The company’s shares plunged about 16 percent in early trade to 173 pence, the biggest losers on London’s FTSE midcap index.
The pest control to property cleaning, security and ancillary healthcare services provider said the impact of the contract delays had been felt in its property management and technical facilities management units, while its cleaning division was underperforming.
While most British support services firms have reported resilient trading since Britain voted in June to leave the European Union, Mitie and rival Capita have both issued profit warnings, forcing them to take cost-cutting measures.
Mitie said that it would book an additional 14 million-pound one-off charge for the year to March 31, 2017 to reflect a more conservative assessment of its contractual positions.
It announced it had hired Sandip Mahajan, most recently finance head at construction firm Balfour Beatty Plc, as its new finance chief to replace Suzanne Baxter, who will step down from the board on Feb. 10.
The move marks another reshuffle of the top management after Phil Bentley became CEO in December, taking over from Ruby McGregor-Smith who had been at the helm for over nine years.

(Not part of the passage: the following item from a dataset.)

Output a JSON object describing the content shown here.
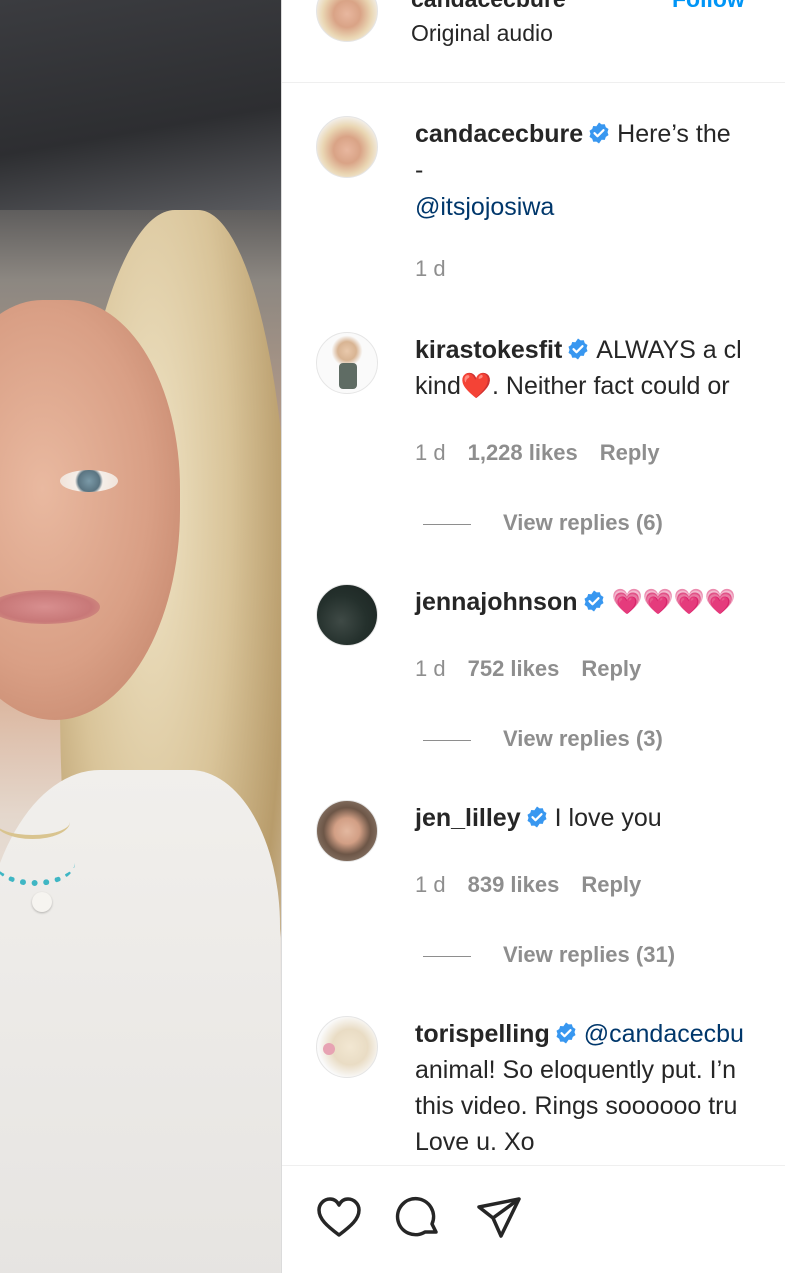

Analysts say Mitie could underperform rivals in uncertain markets as it had not anticipated the additional costs from new UK labour laws on pay and training, as others had done last year, and discretionary spending in higher-margin businesses such as catering services were more vulnerable to clients seeking to cut their own costs.

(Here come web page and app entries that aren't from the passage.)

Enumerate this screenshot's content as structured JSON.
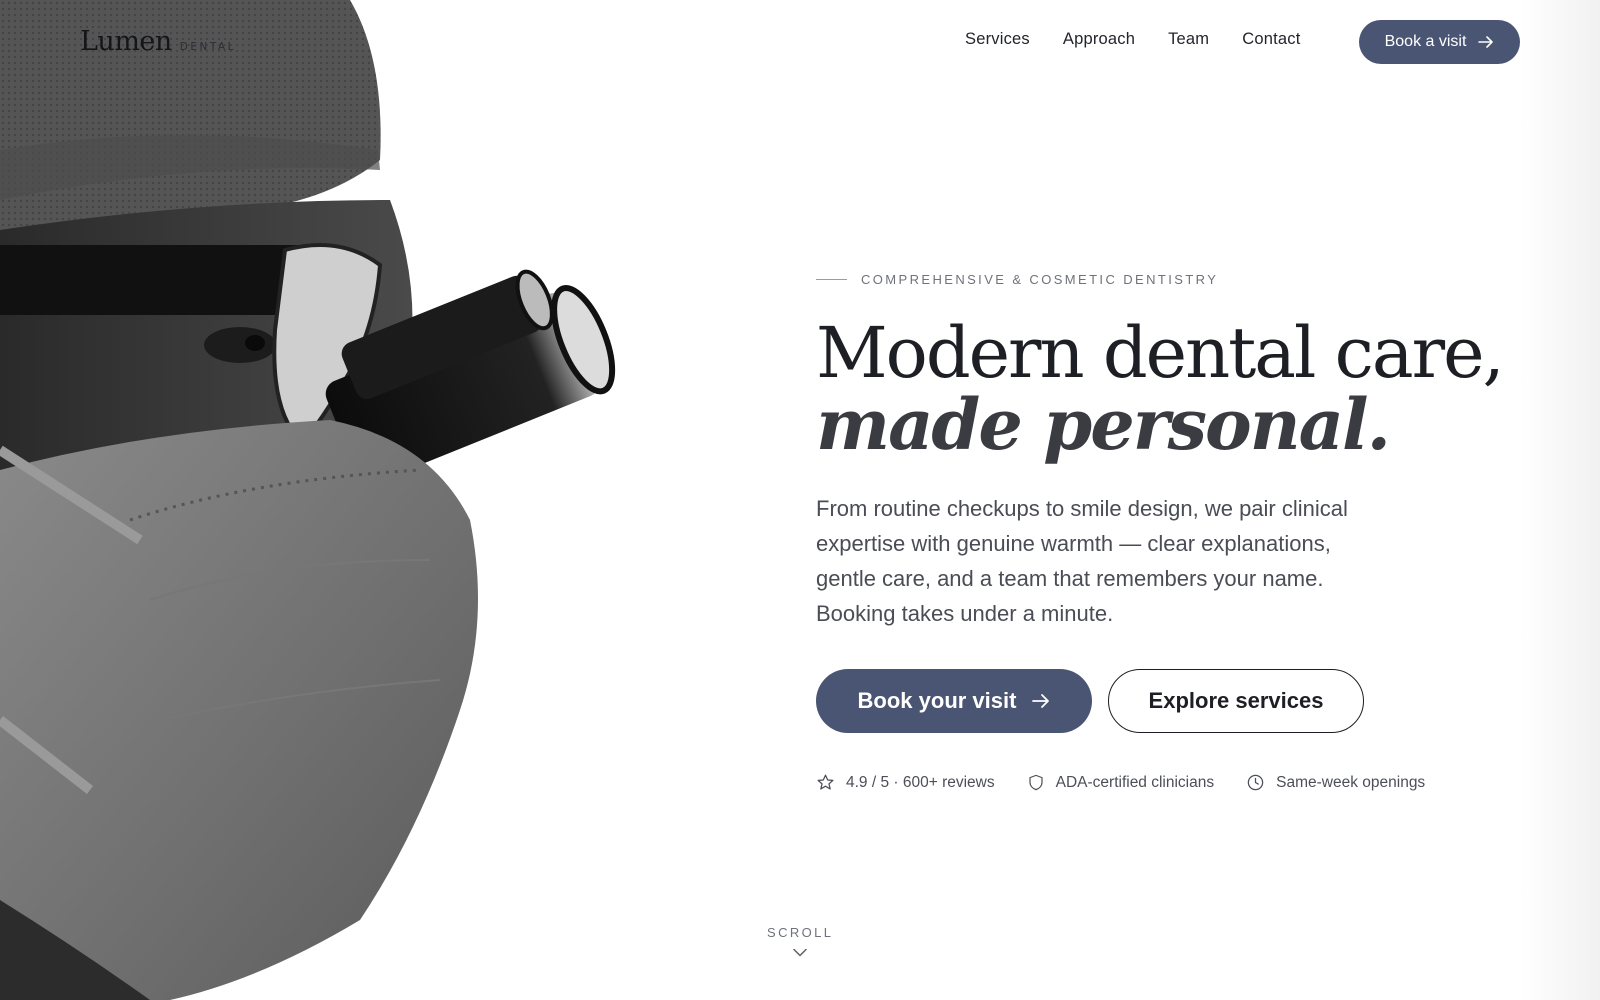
{
  "brand": {
    "name": "Lumen",
    "sub": "DENTAL"
  },
  "nav": {
    "links": [
      "Services",
      "Approach",
      "Team",
      "Contact"
    ],
    "cta_label": "Book a visit"
  },
  "hero": {
    "eyebrow": "COMPREHENSIVE & COSMETIC DENTISTRY",
    "headline_line1": "Modern dental care,",
    "headline_line2": "made personal.",
    "lede": "From routine checkups to smile design, we pair clinical expertise with genuine warmth — clear explanations, gentle care, and a team that remembers your name. Booking takes under a minute.",
    "primary_cta": "Book your visit",
    "secondary_cta": "Explore services",
    "trust": [
      {
        "icon": "star-icon",
        "text": "4.9 / 5 · 600+ reviews"
      },
      {
        "icon": "shield-icon",
        "text": "ADA-certified clinicians"
      },
      {
        "icon": "clock-icon",
        "text": "Same-week openings"
      }
    ]
  },
  "scroll_label": "SCROLL",
  "colors": {
    "accent": "#4a5573",
    "text": "#1f2126",
    "muted": "#6f727a"
  }
}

Mitie said in November it had decided to withdraw from the low-margin home healthcare services market, while Capita announced the sale of its asset management services arm in December.
On Wednesday, Mitie said full-year underlying operating profit, including ongoing healthcare losses but before previously disclosed one-off costs of 10 million pounds, was now expected to be in the range of 60 million to 70 million pounds.
Ahead of the update, analysts had expected comparable profit of around 91 million pounds, according to a company-compiled consensus.
Reporting by Esha Vaish in Bengaluru; Editing by Susan Fenton